Exercise requirements |
If a line in the data below contains the word "browser", copy it out.

App and web page records |
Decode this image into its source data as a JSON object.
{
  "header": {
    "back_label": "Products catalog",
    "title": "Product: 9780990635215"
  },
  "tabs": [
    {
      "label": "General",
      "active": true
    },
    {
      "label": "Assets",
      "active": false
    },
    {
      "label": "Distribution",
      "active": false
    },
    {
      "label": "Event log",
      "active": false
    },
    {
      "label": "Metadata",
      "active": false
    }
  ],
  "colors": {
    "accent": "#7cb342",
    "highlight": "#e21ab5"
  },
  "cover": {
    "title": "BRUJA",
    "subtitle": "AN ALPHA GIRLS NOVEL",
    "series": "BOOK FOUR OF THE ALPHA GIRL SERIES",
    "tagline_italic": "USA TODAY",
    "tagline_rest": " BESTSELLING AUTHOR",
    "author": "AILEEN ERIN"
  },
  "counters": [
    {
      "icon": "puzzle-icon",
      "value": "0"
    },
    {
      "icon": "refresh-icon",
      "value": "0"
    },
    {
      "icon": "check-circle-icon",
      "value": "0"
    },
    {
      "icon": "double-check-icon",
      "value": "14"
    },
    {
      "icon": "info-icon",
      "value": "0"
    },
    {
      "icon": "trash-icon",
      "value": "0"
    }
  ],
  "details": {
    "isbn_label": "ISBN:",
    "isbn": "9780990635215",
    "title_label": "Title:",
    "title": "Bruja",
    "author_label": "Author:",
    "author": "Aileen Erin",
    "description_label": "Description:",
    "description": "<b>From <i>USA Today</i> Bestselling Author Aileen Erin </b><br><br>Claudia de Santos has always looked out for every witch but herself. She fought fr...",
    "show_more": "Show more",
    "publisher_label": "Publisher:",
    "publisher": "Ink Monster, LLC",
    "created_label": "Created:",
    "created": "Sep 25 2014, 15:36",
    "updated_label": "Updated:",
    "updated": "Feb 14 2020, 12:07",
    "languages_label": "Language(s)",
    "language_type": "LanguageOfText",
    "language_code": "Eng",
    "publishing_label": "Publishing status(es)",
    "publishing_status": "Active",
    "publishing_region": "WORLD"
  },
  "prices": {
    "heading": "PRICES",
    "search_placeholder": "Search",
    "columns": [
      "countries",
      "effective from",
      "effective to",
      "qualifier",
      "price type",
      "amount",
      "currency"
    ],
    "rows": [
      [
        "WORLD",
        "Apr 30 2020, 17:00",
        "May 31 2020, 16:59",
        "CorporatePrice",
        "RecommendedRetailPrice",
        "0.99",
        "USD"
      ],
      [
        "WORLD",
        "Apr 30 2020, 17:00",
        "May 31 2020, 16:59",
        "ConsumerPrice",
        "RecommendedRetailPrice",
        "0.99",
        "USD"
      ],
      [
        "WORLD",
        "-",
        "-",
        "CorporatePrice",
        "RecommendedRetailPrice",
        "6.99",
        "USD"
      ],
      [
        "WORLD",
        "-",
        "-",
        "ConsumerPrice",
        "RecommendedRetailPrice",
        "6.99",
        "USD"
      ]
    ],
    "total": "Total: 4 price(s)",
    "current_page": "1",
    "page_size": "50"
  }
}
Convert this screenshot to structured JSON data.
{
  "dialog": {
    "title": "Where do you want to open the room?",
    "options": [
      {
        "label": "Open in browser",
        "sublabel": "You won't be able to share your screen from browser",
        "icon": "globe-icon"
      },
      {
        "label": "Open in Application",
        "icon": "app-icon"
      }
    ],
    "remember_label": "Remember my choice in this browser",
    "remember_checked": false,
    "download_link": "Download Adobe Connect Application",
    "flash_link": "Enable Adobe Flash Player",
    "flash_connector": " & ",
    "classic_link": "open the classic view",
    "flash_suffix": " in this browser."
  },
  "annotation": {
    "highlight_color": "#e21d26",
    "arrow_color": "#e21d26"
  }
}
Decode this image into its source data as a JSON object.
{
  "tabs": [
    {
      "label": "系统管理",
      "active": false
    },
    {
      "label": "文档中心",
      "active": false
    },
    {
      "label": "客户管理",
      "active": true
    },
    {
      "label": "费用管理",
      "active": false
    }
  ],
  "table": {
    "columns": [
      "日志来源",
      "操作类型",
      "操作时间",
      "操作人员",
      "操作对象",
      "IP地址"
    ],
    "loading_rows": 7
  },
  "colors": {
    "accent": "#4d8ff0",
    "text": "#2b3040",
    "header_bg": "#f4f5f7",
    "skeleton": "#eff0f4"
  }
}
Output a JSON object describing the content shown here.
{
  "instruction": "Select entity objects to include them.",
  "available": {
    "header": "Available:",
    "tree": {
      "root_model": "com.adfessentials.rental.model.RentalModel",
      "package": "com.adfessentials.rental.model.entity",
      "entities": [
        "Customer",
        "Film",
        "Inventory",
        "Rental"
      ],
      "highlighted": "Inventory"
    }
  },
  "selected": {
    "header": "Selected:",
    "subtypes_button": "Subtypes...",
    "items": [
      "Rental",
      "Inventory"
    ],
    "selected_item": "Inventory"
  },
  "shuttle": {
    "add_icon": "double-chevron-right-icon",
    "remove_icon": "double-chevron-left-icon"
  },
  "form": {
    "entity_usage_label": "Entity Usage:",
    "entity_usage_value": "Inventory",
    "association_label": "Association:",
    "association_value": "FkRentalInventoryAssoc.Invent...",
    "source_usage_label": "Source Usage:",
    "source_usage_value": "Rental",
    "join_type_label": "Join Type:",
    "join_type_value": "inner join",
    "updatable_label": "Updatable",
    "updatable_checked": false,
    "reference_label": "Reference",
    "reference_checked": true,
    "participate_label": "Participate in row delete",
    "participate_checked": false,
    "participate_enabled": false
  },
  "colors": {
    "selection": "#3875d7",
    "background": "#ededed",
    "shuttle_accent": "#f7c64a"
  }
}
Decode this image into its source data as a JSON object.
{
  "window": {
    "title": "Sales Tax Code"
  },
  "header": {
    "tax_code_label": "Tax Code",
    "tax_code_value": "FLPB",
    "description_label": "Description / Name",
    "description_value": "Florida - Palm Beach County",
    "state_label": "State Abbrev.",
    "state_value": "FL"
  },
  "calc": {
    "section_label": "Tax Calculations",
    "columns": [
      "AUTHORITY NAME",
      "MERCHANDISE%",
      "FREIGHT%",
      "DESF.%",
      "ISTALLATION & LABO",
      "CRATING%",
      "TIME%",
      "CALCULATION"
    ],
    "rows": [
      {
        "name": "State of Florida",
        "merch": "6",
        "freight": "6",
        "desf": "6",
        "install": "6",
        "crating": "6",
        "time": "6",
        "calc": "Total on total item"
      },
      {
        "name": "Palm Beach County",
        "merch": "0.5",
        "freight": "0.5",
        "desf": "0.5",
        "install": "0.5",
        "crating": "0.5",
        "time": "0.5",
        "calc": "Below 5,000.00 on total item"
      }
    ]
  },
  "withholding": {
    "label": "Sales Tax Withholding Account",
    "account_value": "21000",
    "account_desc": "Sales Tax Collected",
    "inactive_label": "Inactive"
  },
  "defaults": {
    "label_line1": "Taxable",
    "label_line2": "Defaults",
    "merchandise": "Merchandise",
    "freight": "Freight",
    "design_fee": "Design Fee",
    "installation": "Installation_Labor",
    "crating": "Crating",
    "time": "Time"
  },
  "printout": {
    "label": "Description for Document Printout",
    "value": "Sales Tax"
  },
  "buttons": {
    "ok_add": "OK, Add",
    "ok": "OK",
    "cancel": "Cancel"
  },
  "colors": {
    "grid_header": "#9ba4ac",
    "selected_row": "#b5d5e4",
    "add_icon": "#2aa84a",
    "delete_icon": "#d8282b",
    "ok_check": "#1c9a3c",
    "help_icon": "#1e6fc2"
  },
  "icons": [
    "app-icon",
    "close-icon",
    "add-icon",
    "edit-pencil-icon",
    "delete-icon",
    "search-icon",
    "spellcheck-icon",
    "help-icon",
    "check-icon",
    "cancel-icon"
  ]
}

Answer to the problem |
        "label": "Open in browser",
        "sublabel": "You won't be able to share your screen from browser",
    "remember_label": "Remember my choice in this browser",
    "flash_suffix": " in this browser."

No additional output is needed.